Miss H had her 18 month well visit a couple of months back. This appointment was the straw that finally broke the camel’s back for us with her doctor’s office. Here we are waiting in the waiting room:
This was a moment of calm during our 30 minutes of waiting for our appointment. When we were finally called back, I was disappointed to see that we didn’t have our favorite nurse. I’m pretty sure that nurse and the doctor were the only people keeping us with the practice. The nurse was always kind and upbeat, always seemed to remember us, and was great at giving Miss H her shots.
Unfortunately we had a nurse who was not friendly and asked us repeatedly how old Miss H was (even though we had told her we were there for our 18 month well visit, and she had Miss H’s file up on the computer).

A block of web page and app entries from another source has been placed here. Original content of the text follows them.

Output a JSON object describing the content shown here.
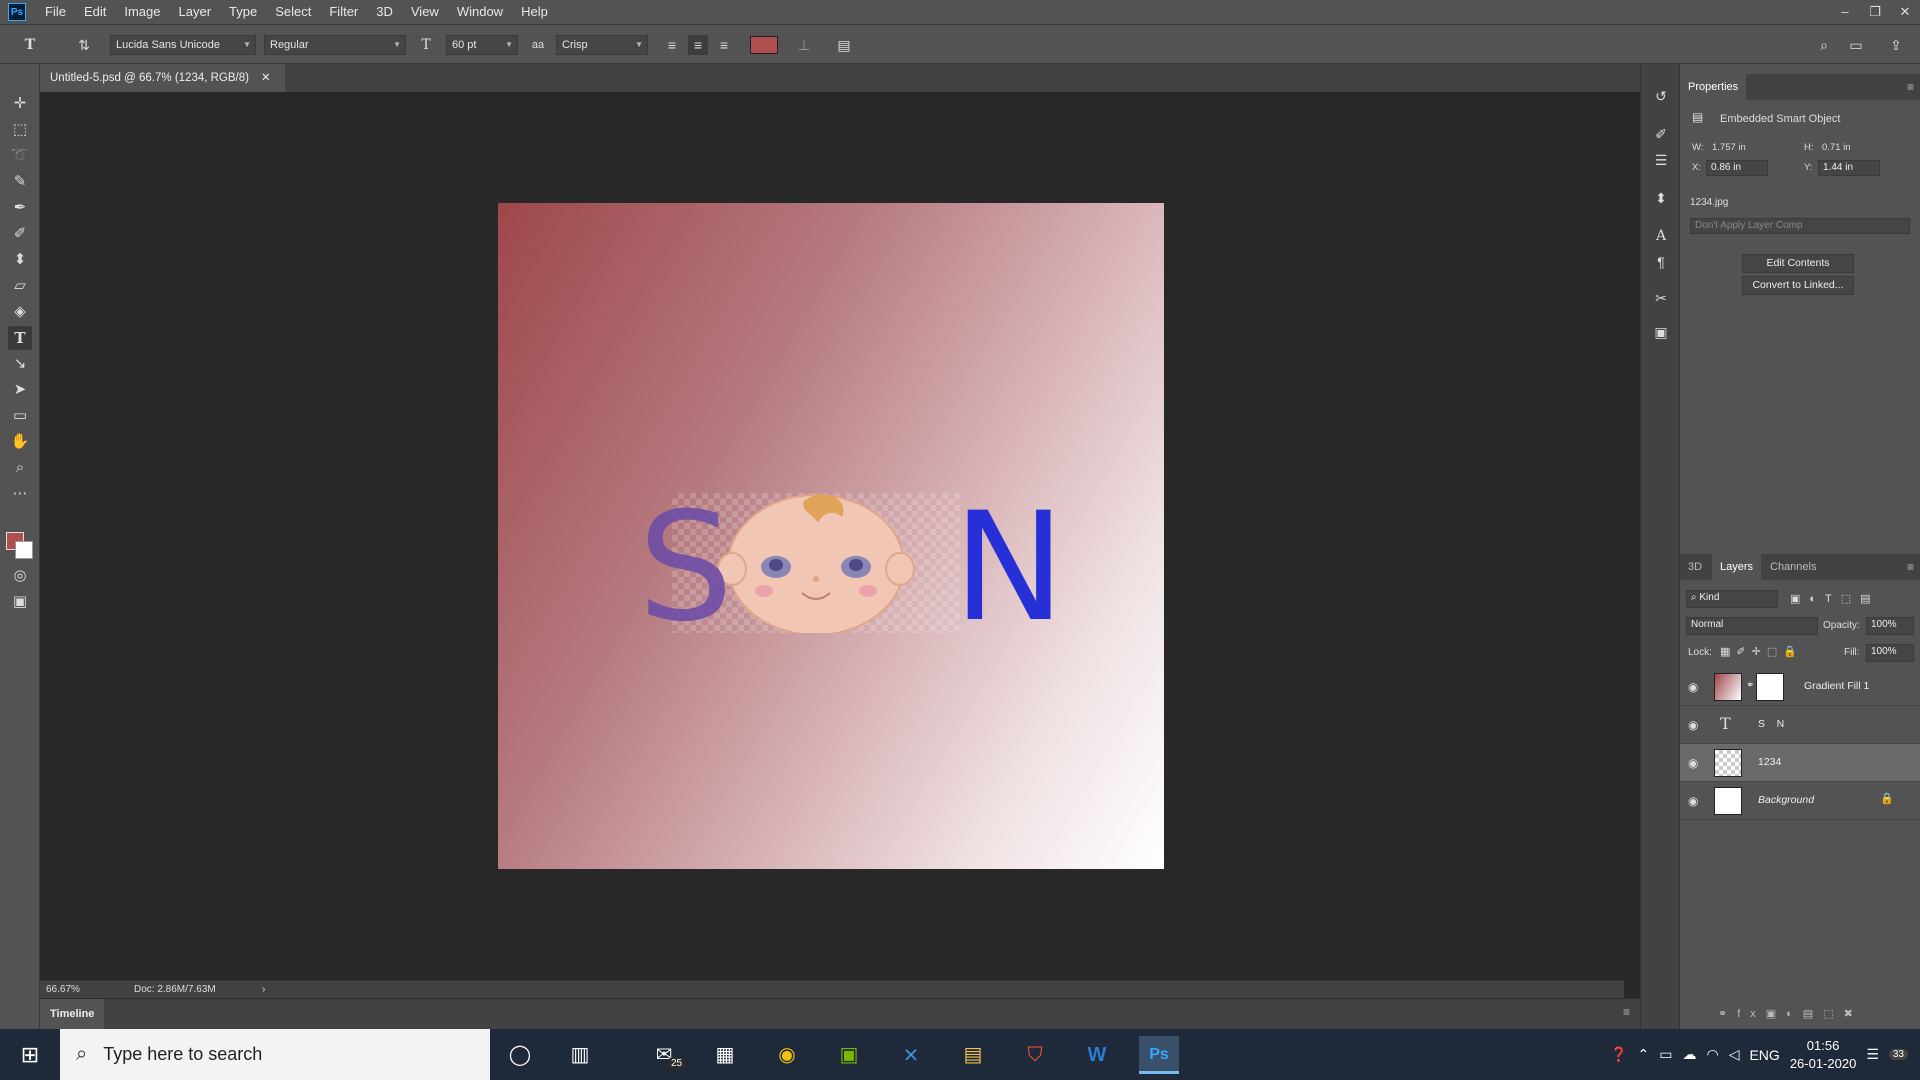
{
  "menu": [
    "File",
    "Edit",
    "Image",
    "Layer",
    "Type",
    "Select",
    "Filter",
    "3D",
    "View",
    "Window",
    "Help"
  ],
  "app_logo": "Ps",
  "options": {
    "font_family": "Lucida Sans Unicode",
    "font_style": "Regular",
    "font_size": "60 pt",
    "antialias": "Crisp",
    "text_color": "#b04f4f"
  },
  "document": {
    "tab_title": "Untitled-5.psd @ 66.7% (1234, RGB/8)",
    "zoom": "66.67%",
    "doc_info": "Doc: 2.86M/7.63M",
    "letter_s": "S",
    "letter_n": "N"
  },
  "timeline_label": "Timeline",
  "properties": {
    "title": "Properties",
    "type_label": "Embedded Smart Object",
    "w_label": "W:",
    "w_value": "1.757 in",
    "h_label": "H:",
    "h_value": "0.71 in",
    "x_label": "X:",
    "x_value": "0.86 in",
    "y_label": "Y:",
    "y_value": "1.44 in",
    "filename": "1234.jpg",
    "layer_comp": "Don't Apply Layer Comp",
    "edit_contents": "Edit Contents",
    "convert_linked": "Convert to Linked..."
  },
  "layers_panel": {
    "tabs": [
      "3D",
      "Layers",
      "Channels"
    ],
    "kind": "Kind",
    "blend_mode": "Normal",
    "opacity_label": "Opacity:",
    "opacity": "100%",
    "lock_label": "Lock:",
    "fill_label": "Fill:",
    "fill": "100%",
    "layers": [
      {
        "name": "Gradient Fill 1"
      },
      {
        "name": "S    N"
      },
      {
        "name": "1234"
      },
      {
        "name": "Background"
      }
    ]
  },
  "taskbar": {
    "search_placeholder": "Type here to search",
    "mail_badge": "25",
    "language": "ENG",
    "time": "01:56",
    "date": "26-01-2020",
    "notification_count": "33"
  }
}
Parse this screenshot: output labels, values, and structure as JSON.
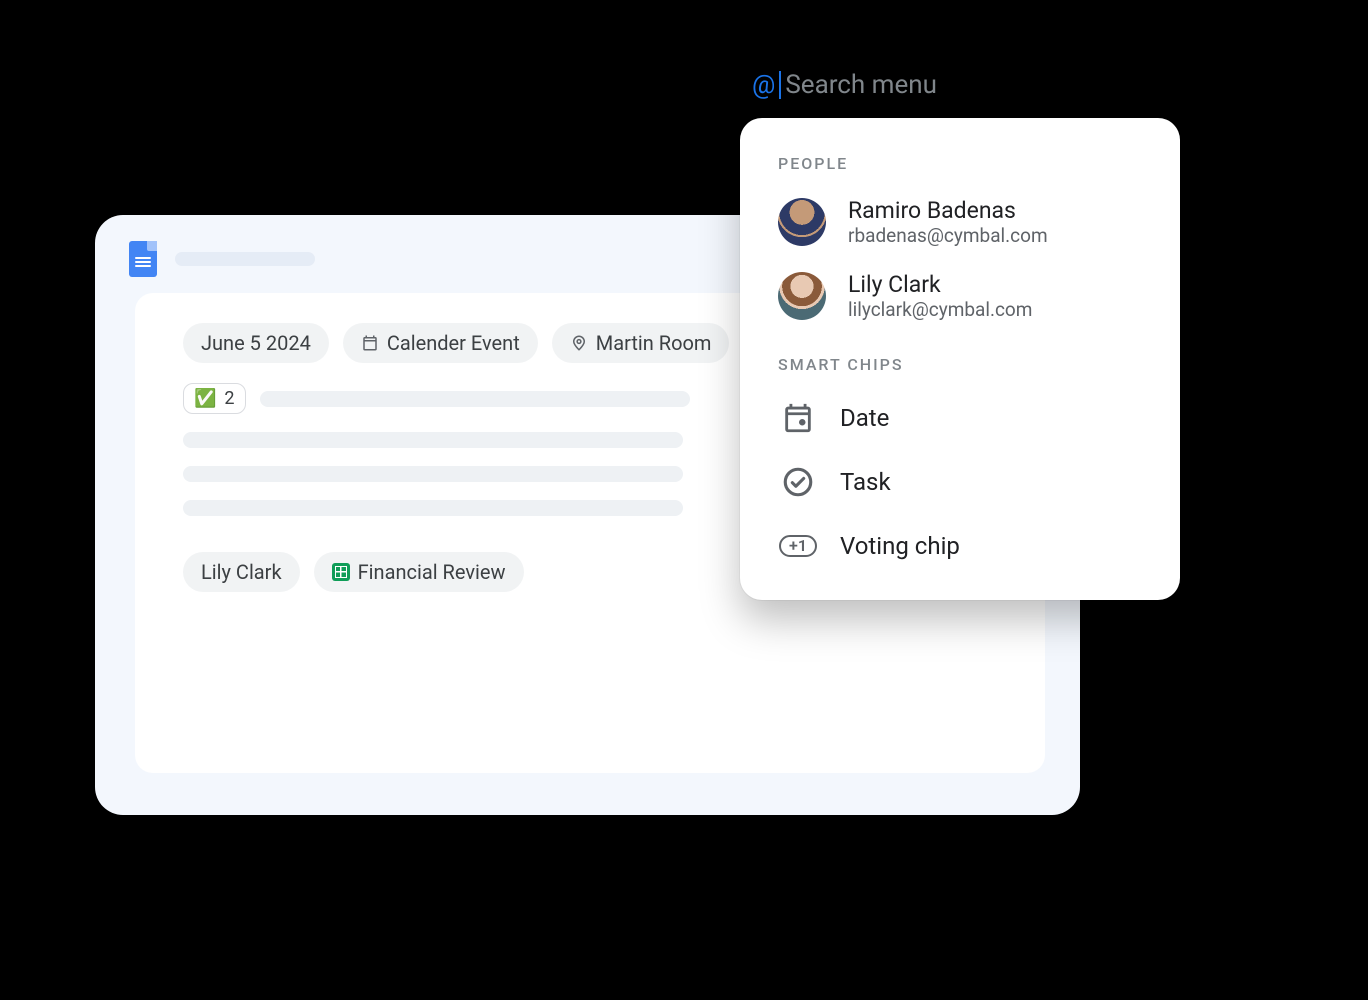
{
  "doc": {
    "chips": {
      "date": "June 5 2024",
      "event": "Calender Event",
      "location": "Martin Room"
    },
    "vote_count": "2",
    "mentions": {
      "person": "Lily Clark",
      "file": "Financial Review"
    }
  },
  "search": {
    "at_symbol": "@",
    "placeholder": "Search menu",
    "sections": {
      "people_label": "PEOPLE",
      "chips_label": "SMART CHIPS"
    },
    "people": [
      {
        "name": "Ramiro Badenas",
        "email": "rbadenas@cymbal.com"
      },
      {
        "name": "Lily Clark",
        "email": "lilyclark@cymbal.com"
      }
    ],
    "chips": [
      {
        "label": "Date"
      },
      {
        "label": "Task"
      },
      {
        "label": "Voting chip"
      }
    ],
    "plus1": "+1"
  }
}
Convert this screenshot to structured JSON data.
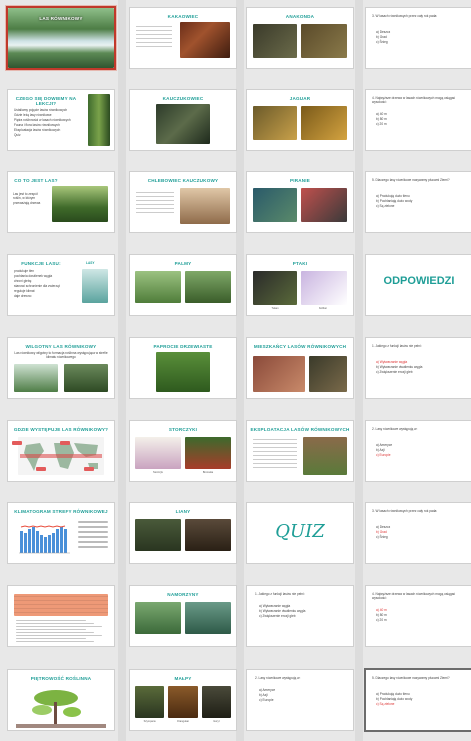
{
  "slides_col1": [
    {
      "title": "LAS RÓWNIKOWY"
    },
    {
      "title": "CZEGO SIĘ DOWIEMY NA LEKCJI?",
      "lines": [
        "Ustaliamy pojęcie lasów równikowych",
        "Gdzie leżą lasy równikowe",
        "Piętra roślinności w lasach równikowych",
        "Fauna i flora lasów równikowych",
        "Eksploatacja lasów równikowych",
        "Quiz"
      ]
    },
    {
      "title": "CO TO JEST LAS?",
      "text": "Las jest to zespół roślin, w którym przeważają drzewa"
    },
    {
      "title": "FUNKCJE LASU:",
      "lines": [
        "produkuje tlen",
        "pochłania dwutlenek węgla",
        "chroni glebę",
        "stanowi schronienie dla zwierząt",
        "reguluje klimat",
        "daje drewno"
      ],
      "side": "LASY"
    },
    {
      "title": "WILGOTNY LAS RÓWNIKOWY",
      "text": "Las równikowy wilgotny to formacja roślinna występująca w strefie klimatu równikowego"
    },
    {
      "title": "GDZIE WYSTĘPUJE LAS RÓWNIKOWY?"
    },
    {
      "title": "KLIMATOGRAM STREFY RÓWNIKOWEJ"
    },
    {
      "title": ""
    },
    {
      "title": "PIĘTROWOŚĆ ROŚLINNA"
    }
  ],
  "slides_col2": [
    {
      "title": "KAKAOWIEC"
    },
    {
      "title": "KAUCZUKOWIEC"
    },
    {
      "title": "CHLEBOWIEC KAUCZUKOWY"
    },
    {
      "title": "PALMY"
    },
    {
      "title": "PAPROCIE DRZEWIASTE"
    },
    {
      "title": "STORCZYKI",
      "captions": [
        "Storczyk",
        "Bromelia"
      ]
    },
    {
      "title": "LIANY"
    },
    {
      "title": "NAMORZYNY"
    },
    {
      "title": "MAŁPY",
      "captions": [
        "Szympans",
        "Orangutan",
        "Goryl"
      ]
    }
  ],
  "slides_col3": [
    {
      "title": "ANAKONDA"
    },
    {
      "title": "JAGUAR"
    },
    {
      "title": "PIRANIE"
    },
    {
      "title": "PTAKI",
      "captions": [
        "Tukan",
        "Koliber"
      ]
    },
    {
      "title": "MIESZKAŃCY LASÓW RÓWNIKOWYCH"
    },
    {
      "title": "EKSPLOATACJA LASÓW RÓWNIKOWYCH"
    },
    {
      "big": "QUIZ"
    },
    {
      "q": "1. Jakiego z funkcji lasów nie pełni:",
      "answers": [
        "a) Wytwarzanie węgla",
        "b) Wytwarzanie dwutlenku węgla",
        "c) Zwiększenie erozji gleb"
      ]
    },
    {
      "q": "2. Lasy równikowe występują w:",
      "answers": [
        "a) Ameryce",
        "b) Azji",
        "c) Europie"
      ]
    }
  ],
  "slides_col4": [
    {
      "q": "3. W lasach równikowych przez cały rok pada:",
      "answers": [
        "a) Deszcz",
        "b) Grad",
        "c) Śnieg"
      ]
    },
    {
      "q": "4. Najwyższe drzewa w lasach równikowych mogą osiągać wysokość:",
      "answers": [
        "a) 40 m",
        "b) 80 m",
        "c) 20 m"
      ]
    },
    {
      "q": "5. Dlaczego lasy równikowe nazywamy płucami Ziemi?",
      "answers": [
        "a) Produkują dużo tlenu",
        "b) Pochłaniają dużo wody",
        "c) Są zielone"
      ]
    },
    {
      "big": "ODPOWIEDZI"
    },
    {
      "q": "1. Jakiego z funkcji lasów nie pełni:",
      "answers": [
        "a) Wytwarzanie węgla",
        "b) Wytwarzanie dwutlenku węgla",
        "c) Zwiększenie erozji gleb"
      ],
      "correct": 0
    },
    {
      "q": "2. Lasy równikowe występują w:",
      "answers": [
        "a) Ameryce",
        "b) Azji",
        "c) Europie"
      ],
      "correct": 2
    },
    {
      "q": "3. W lasach równikowych przez cały rok pada:",
      "answers": [
        "a) Deszcz",
        "b) Grad",
        "c) Śnieg"
      ],
      "correct": 1
    },
    {
      "q": "4. Najwyższe drzewa w lasach równikowych mogą osiągać wysokość:",
      "answers": [
        "a) 40 m",
        "b) 80 m",
        "c) 20 m"
      ],
      "correct": 0
    },
    {
      "q": "5. Dlaczego lasy równikowe nazywamy płucami Ziemi?",
      "answers": [
        "a) Produkują dużo tlenu",
        "b) Pochłaniają dużo wody",
        "c) Są zielone"
      ],
      "correct": 2
    }
  ]
}
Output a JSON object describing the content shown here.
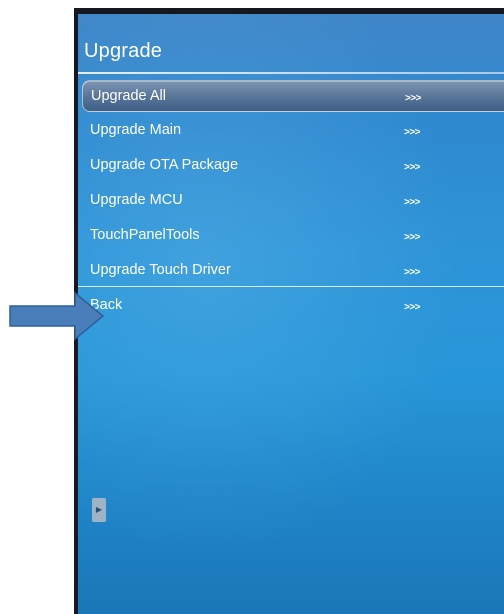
{
  "menu": {
    "title": "Upgrade",
    "items": [
      {
        "label": "Upgrade All",
        "arrows": ">>>",
        "selected": true
      },
      {
        "label": "Upgrade Main",
        "arrows": ">>>",
        "selected": false
      },
      {
        "label": "Upgrade OTA Package",
        "arrows": ">>>",
        "selected": false
      },
      {
        "label": "Upgrade MCU",
        "arrows": ">>>",
        "selected": false
      },
      {
        "label": "TouchPanelTools",
        "arrows": ">>>",
        "selected": false
      },
      {
        "label": "Upgrade Touch Driver",
        "arrows": ">>>",
        "selected": false
      },
      {
        "label": "Back",
        "arrows": ">>>",
        "selected": false
      }
    ]
  },
  "side_tab": {
    "icon": "chevron-right-icon",
    "glyph": "▶"
  },
  "annotation": {
    "icon": "arrow-right-icon",
    "color": "#4a7ebb"
  },
  "colors": {
    "screen_blue": "#2d94d8",
    "selected_bar": "#5a7699",
    "text": "#ffffff"
  }
}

After more waiting, we were finally seen by a resident-in-training and our doctor. Both were great and friendly and interacted wonderfully with Miss H. But as is typical, our face time with the doctor was small compared to the time spent with other members of the staff. Or waiting.
After even more waiting, the nurse came in with a helper to do a finger prick on Miss H for a lead test. Their bedside manner was terrible and Miss H screamed a lot. They sent it off to the lab, disappearing from the room before we could ask about the vaccination Miss H still needed. After about 20 minutes of entertaining ourselves in the room, they returned with the results that the test was fine. The nurse was about to send us on our way when I reminded her that Miss H still needed shots. She had forgotten.
More waiting ensued while the nurse got things together, and she finally gave Miss H the shots. In the process she scratched Miss H’s arm with one needle, and simply did not do a good job (as I’ve had to hold down Miss H’s arms for 2 other rounds of vaccinations, I’ve seen it go much better than this round). After that we had been there for 2.5 hours for a routine well visit. Between our time spent in the waiting room and all of our time in the exam room, we had spent half our morning there. Miss H was tired, cranky, and hungry, and we were exhausted.
Once we walked out of that room, we made the decision that we would never be going back there. As much as we loved the doctor, she was not enough to keep us there. We’d had a string of not great experiences – their inability to get Mr. H’s phone number correct on the file, long waits, struggles with getting messages through to our doctor, and rude service. As we’re still lining up a new pediatrician, we had to call this office recently as Miss H wasn’t feeling well. After missing a return call from our doctor, we called the answering service back within 20 minutes in order to speak to any doctor who was on call, as we needed to confirm the correct dosage of a painkiller for Miss H. But no one ever called us back.
We are excited to find and begin seeing a warm, inviting, and organized pediatrician practice. What I’ve learned from this process is to do my research in the beginning and to not settle. We chose our pediatrician because we’d heard good things about her but we didn’t look into the practice itself. We also settled for a mediocre experience for far too long.
This time around we will be asking a lot of questions – how quickly we should expect a return call in an emergency situation, what kind of care we should expect from an on-call doctor when our doctor is not available, if our doctor or the office is available to us by email, etc.
Have you ever had a similar experience with a doctor’s office? Did you wait it out to see if it would improve?